Dataset rows for apps and sites
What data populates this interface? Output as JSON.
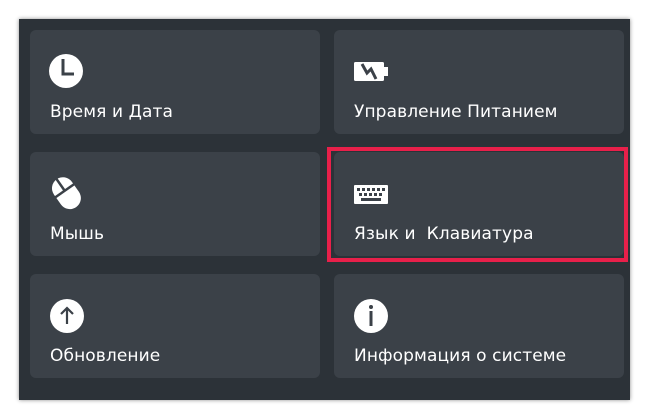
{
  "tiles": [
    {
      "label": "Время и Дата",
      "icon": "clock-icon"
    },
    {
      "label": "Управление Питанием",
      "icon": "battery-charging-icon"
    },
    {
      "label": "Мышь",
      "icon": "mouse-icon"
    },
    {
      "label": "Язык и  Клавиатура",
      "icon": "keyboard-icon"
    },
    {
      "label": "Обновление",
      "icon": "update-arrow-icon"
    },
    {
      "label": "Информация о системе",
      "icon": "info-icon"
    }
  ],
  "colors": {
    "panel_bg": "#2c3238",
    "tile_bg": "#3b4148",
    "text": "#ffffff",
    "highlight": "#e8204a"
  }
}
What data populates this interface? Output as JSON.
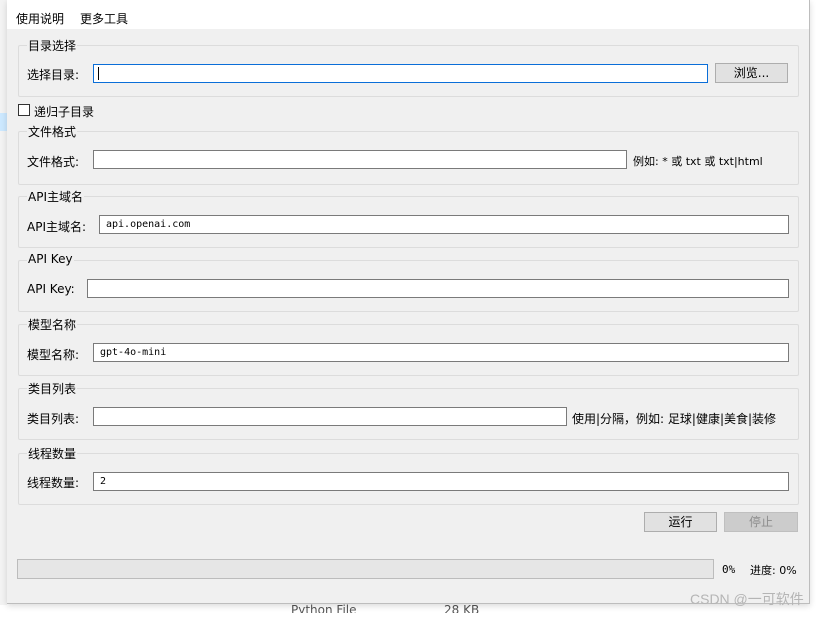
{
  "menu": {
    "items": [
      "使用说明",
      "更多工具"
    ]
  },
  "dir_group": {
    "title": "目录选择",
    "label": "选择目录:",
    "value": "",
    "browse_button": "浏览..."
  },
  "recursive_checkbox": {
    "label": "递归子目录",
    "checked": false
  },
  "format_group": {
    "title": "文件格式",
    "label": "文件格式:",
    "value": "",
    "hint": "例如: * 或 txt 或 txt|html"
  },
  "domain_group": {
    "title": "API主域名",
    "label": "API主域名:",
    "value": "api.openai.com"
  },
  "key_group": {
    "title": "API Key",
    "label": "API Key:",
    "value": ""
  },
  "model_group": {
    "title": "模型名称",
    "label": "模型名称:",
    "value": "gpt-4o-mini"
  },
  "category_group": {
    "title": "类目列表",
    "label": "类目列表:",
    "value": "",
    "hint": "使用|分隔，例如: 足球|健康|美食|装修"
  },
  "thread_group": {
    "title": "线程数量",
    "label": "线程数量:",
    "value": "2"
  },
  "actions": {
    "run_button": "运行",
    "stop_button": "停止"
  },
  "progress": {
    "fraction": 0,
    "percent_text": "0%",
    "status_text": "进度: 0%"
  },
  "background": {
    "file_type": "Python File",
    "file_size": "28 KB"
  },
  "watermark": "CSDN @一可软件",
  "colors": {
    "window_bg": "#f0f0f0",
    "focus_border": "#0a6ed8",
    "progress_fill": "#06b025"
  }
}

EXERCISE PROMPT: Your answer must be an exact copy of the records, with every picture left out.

RESPONSE TO THIS TASK:
What data populates this interface? Output as JSON.
{
  "tiles": [
    {
      "label": "Время и Дата",
      "icon": "clock-icon"
    },
    {
      "label": "Управление Питанием",
      "icon": "battery-charging-icon"
    },
    {
      "label": "Мышь",
      "icon": "mouse-icon"
    },
    {
      "label": "Язык и  Клавиатура",
      "icon": "keyboard-icon"
    },
    {
      "label": "Обновление",
      "icon": "update-arrow-icon"
    },
    {
      "label": "Информация о системе",
      "icon": "info-icon"
    }
  ],
  "colors": {
    "panel_bg": "#2c3238",
    "tile_bg": "#3b4148",
    "text": "#ffffff",
    "highlight": "#e8204a"
  }
}
What data populates this interface? Output as JSON.
{
  "menu": {
    "items": [
      "使用说明",
      "更多工具"
    ]
  },
  "dir_group": {
    "title": "目录选择",
    "label": "选择目录:",
    "value": "",
    "browse_button": "浏览..."
  },
  "recursive_checkbox": {
    "label": "递归子目录",
    "checked": false
  },
  "format_group": {
    "title": "文件格式",
    "label": "文件格式:",
    "value": "",
    "hint": "例如: * 或 txt 或 txt|html"
  },
  "domain_group": {
    "title": "API主域名",
    "label": "API主域名:",
    "value": "api.openai.com"
  },
  "key_group": {
    "title": "API Key",
    "label": "API Key:",
    "value": ""
  },
  "model_group": {
    "title": "模型名称",
    "label": "模型名称:",
    "value": "gpt-4o-mini"
  },
  "category_group": {
    "title": "类目列表",
    "label": "类目列表:",
    "value": "",
    "hint": "使用|分隔，例如: 足球|健康|美食|装修"
  },
  "thread_group": {
    "title": "线程数量",
    "label": "线程数量:",
    "value": "2"
  },
  "actions": {
    "run_button": "运行",
    "stop_button": "停止"
  },
  "progress": {
    "fraction": 0,
    "percent_text": "0%",
    "status_text": "进度: 0%"
  },
  "background": {
    "file_type": "Python File",
    "file_size": "28 KB"
  },
  "watermark": "CSDN @一可软件",
  "colors": {
    "window_bg": "#f0f0f0",
    "focus_border": "#0a6ed8",
    "progress_fill": "#06b025"
  }
}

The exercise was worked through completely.